RECORDS SUPPLIED:
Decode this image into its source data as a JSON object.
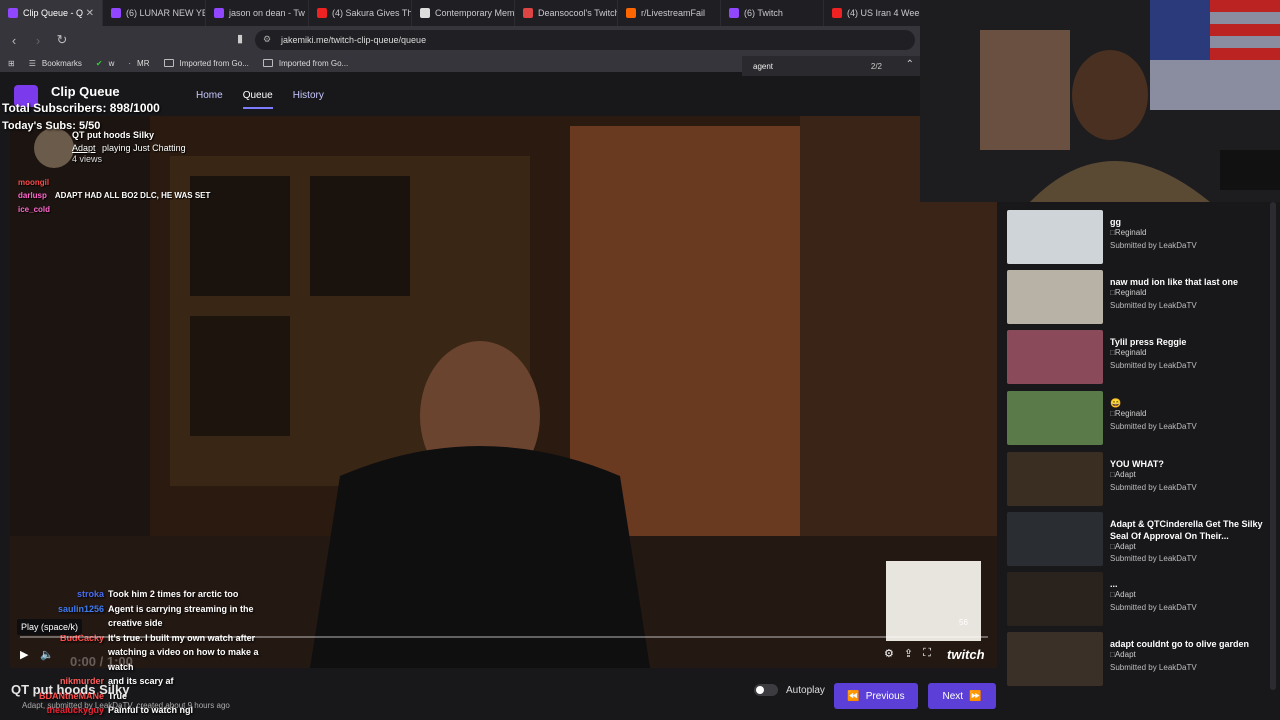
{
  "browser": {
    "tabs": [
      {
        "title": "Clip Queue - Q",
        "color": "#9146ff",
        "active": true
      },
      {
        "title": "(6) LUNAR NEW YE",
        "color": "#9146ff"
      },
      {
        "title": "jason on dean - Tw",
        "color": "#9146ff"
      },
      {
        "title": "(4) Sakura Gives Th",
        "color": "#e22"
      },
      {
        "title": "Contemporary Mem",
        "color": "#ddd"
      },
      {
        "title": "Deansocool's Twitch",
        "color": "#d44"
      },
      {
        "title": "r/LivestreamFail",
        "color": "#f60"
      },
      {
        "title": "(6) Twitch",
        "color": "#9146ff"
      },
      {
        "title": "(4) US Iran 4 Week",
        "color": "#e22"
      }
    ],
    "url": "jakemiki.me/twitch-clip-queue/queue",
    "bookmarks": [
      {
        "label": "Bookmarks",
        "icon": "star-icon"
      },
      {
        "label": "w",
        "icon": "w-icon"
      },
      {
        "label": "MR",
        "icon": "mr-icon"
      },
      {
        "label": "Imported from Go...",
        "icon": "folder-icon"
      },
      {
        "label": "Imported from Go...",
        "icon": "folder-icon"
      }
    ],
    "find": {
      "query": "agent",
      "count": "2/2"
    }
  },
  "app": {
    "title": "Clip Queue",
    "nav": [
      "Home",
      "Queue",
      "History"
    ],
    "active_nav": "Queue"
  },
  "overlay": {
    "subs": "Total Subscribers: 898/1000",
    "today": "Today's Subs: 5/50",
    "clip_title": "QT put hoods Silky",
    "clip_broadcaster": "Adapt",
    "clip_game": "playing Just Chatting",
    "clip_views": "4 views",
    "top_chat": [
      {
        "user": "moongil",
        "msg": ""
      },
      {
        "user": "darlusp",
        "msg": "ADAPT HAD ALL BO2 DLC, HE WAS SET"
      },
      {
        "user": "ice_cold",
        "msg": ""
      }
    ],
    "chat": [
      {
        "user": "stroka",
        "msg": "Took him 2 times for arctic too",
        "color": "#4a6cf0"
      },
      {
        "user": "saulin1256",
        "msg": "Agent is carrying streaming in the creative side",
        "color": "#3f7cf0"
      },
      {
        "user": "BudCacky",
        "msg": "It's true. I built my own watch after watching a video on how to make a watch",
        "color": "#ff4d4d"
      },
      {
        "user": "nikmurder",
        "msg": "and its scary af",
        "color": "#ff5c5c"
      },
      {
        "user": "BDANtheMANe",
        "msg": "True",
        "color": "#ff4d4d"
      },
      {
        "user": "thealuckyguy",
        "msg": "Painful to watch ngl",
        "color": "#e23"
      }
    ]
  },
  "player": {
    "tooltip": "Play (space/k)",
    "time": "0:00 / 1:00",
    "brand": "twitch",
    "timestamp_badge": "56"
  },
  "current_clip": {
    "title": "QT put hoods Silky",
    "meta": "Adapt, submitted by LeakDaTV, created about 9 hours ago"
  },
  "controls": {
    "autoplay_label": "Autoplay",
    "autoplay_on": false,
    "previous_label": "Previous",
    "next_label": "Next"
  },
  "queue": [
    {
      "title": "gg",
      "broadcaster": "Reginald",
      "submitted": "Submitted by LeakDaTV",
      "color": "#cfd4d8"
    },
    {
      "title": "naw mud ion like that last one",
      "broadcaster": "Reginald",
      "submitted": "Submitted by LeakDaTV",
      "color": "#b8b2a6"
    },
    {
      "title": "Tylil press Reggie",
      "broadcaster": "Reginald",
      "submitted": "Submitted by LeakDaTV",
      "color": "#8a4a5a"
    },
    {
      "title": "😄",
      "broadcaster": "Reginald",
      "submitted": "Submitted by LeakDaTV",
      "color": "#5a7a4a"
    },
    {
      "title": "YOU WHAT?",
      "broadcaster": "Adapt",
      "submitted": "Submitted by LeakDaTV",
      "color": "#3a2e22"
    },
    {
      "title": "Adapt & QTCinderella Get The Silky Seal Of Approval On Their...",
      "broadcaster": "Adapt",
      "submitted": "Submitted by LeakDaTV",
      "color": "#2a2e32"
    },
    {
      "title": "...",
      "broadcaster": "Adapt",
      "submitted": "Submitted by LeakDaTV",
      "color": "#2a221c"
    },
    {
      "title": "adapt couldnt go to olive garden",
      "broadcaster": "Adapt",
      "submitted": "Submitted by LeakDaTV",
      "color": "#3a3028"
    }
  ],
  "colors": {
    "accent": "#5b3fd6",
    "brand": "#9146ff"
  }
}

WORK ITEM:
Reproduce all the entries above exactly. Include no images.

PROBLEM SOLUTION:
Decode this image into its source data as a JSON object.
{
  "browser": {
    "tabs": [
      {
        "title": "Clip Queue - Q",
        "color": "#9146ff",
        "active": true
      },
      {
        "title": "(6) LUNAR NEW YE",
        "color": "#9146ff"
      },
      {
        "title": "jason on dean - Tw",
        "color": "#9146ff"
      },
      {
        "title": "(4) Sakura Gives Th",
        "color": "#e22"
      },
      {
        "title": "Contemporary Mem",
        "color": "#ddd"
      },
      {
        "title": "Deansocool's Twitch",
        "color": "#d44"
      },
      {
        "title": "r/LivestreamFail",
        "color": "#f60"
      },
      {
        "title": "(6) Twitch",
        "color": "#9146ff"
      },
      {
        "title": "(4) US Iran 4 Week",
        "color": "#e22"
      }
    ],
    "url": "jakemiki.me/twitch-clip-queue/queue",
    "bookmarks": [
      {
        "label": "Bookmarks",
        "icon": "star-icon"
      },
      {
        "label": "w",
        "icon": "w-icon"
      },
      {
        "label": "MR",
        "icon": "mr-icon"
      },
      {
        "label": "Imported from Go...",
        "icon": "folder-icon"
      },
      {
        "label": "Imported from Go...",
        "icon": "folder-icon"
      }
    ],
    "find": {
      "query": "agent",
      "count": "2/2"
    }
  },
  "app": {
    "title": "Clip Queue",
    "nav": [
      "Home",
      "Queue",
      "History"
    ],
    "active_nav": "Queue"
  },
  "overlay": {
    "subs": "Total Subscribers: 898/1000",
    "today": "Today's Subs: 5/50",
    "clip_title": "QT put hoods Silky",
    "clip_broadcaster": "Adapt",
    "clip_game": "playing Just Chatting",
    "clip_views": "4 views",
    "top_chat": [
      {
        "user": "moongil",
        "msg": ""
      },
      {
        "user": "darlusp",
        "msg": "ADAPT HAD ALL BO2 DLC, HE WAS SET"
      },
      {
        "user": "ice_cold",
        "msg": ""
      }
    ],
    "chat": [
      {
        "user": "stroka",
        "msg": "Took him 2 times for arctic too",
        "color": "#4a6cf0"
      },
      {
        "user": "saulin1256",
        "msg": "Agent is carrying streaming in the creative side",
        "color": "#3f7cf0"
      },
      {
        "user": "BudCacky",
        "msg": "It's true. I built my own watch after watching a video on how to make a watch",
        "color": "#ff4d4d"
      },
      {
        "user": "nikmurder",
        "msg": "and its scary af",
        "color": "#ff5c5c"
      },
      {
        "user": "BDANtheMANe",
        "msg": "True",
        "color": "#ff4d4d"
      },
      {
        "user": "thealuckyguy",
        "msg": "Painful to watch ngl",
        "color": "#e23"
      }
    ]
  },
  "player": {
    "tooltip": "Play (space/k)",
    "time": "0:00 / 1:00",
    "brand": "twitch",
    "timestamp_badge": "56"
  },
  "current_clip": {
    "title": "QT put hoods Silky",
    "meta": "Adapt, submitted by LeakDaTV, created about 9 hours ago"
  },
  "controls": {
    "autoplay_label": "Autoplay",
    "autoplay_on": false,
    "previous_label": "Previous",
    "next_label": "Next"
  },
  "queue": [
    {
      "title": "gg",
      "broadcaster": "Reginald",
      "submitted": "Submitted by LeakDaTV",
      "color": "#cfd4d8"
    },
    {
      "title": "naw mud ion like that last one",
      "broadcaster": "Reginald",
      "submitted": "Submitted by LeakDaTV",
      "color": "#b8b2a6"
    },
    {
      "title": "Tylil press Reggie",
      "broadcaster": "Reginald",
      "submitted": "Submitted by LeakDaTV",
      "color": "#8a4a5a"
    },
    {
      "title": "😄",
      "broadcaster": "Reginald",
      "submitted": "Submitted by LeakDaTV",
      "color": "#5a7a4a"
    },
    {
      "title": "YOU WHAT?",
      "broadcaster": "Adapt",
      "submitted": "Submitted by LeakDaTV",
      "color": "#3a2e22"
    },
    {
      "title": "Adapt & QTCinderella Get The Silky Seal Of Approval On Their...",
      "broadcaster": "Adapt",
      "submitted": "Submitted by LeakDaTV",
      "color": "#2a2e32"
    },
    {
      "title": "...",
      "broadcaster": "Adapt",
      "submitted": "Submitted by LeakDaTV",
      "color": "#2a221c"
    },
    {
      "title": "adapt couldnt go to olive garden",
      "broadcaster": "Adapt",
      "submitted": "Submitted by LeakDaTV",
      "color": "#3a3028"
    }
  ],
  "colors": {
    "accent": "#5b3fd6",
    "brand": "#9146ff"
  }
}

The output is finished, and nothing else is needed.